Reproduce all entries precisely, down to the last character.

Stored records:

<<<<

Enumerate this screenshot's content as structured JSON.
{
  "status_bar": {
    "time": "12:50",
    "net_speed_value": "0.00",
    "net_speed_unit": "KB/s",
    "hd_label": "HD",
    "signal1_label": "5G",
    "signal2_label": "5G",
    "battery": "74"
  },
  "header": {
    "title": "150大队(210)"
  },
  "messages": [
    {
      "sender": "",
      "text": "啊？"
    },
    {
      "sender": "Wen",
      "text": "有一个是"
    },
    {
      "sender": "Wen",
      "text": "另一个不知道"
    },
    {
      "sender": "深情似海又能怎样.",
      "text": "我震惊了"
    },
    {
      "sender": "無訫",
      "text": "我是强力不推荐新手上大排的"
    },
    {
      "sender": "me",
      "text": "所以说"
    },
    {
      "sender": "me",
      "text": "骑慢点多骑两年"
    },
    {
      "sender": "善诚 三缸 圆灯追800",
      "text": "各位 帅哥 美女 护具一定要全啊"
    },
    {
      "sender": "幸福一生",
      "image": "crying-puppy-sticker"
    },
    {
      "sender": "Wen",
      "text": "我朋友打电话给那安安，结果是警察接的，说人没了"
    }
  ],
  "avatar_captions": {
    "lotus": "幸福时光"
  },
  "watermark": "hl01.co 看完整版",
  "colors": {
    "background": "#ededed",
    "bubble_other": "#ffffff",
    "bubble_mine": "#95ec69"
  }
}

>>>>

Result:
Enumerate this screenshot's content as structured JSON.
{
  "status_bar": {
    "time": "12:50",
    "net_speed_value": "0.00",
    "net_speed_unit": "KB/s",
    "hd_label": "HD",
    "signal1_label": "5G",
    "signal2_label": "5G",
    "battery": "74"
  },
  "header": {
    "title": "150大队(210)"
  },
  "messages": [
    {
      "sender": "",
      "text": "啊？"
    },
    {
      "sender": "Wen",
      "text": "有一个是"
    },
    {
      "sender": "Wen",
      "text": "另一个不知道"
    },
    {
      "sender": "深情似海又能怎样.",
      "text": "我震惊了"
    },
    {
      "sender": "無訫",
      "text": "我是强力不推荐新手上大排的"
    },
    {
      "sender": "me",
      "text": "所以说"
    },
    {
      "sender": "me",
      "text": "骑慢点多骑两年"
    },
    {
      "sender": "善诚 三缸 圆灯追800",
      "text": "各位 帅哥 美女 护具一定要全啊"
    },
    {
      "sender": "幸福一生",
      "image": "crying-puppy-sticker"
    },
    {
      "sender": "Wen",
      "text": "我朋友打电话给那安安，结果是警察接的，说人没了"
    }
  ],
  "avatar_captions": {
    "lotus": "幸福时光"
  },
  "watermark": "hl01.co 看完整版",
  "colors": {
    "background": "#ededed",
    "bubble_other": "#ffffff",
    "bubble_mine": "#95ec69"
  }
}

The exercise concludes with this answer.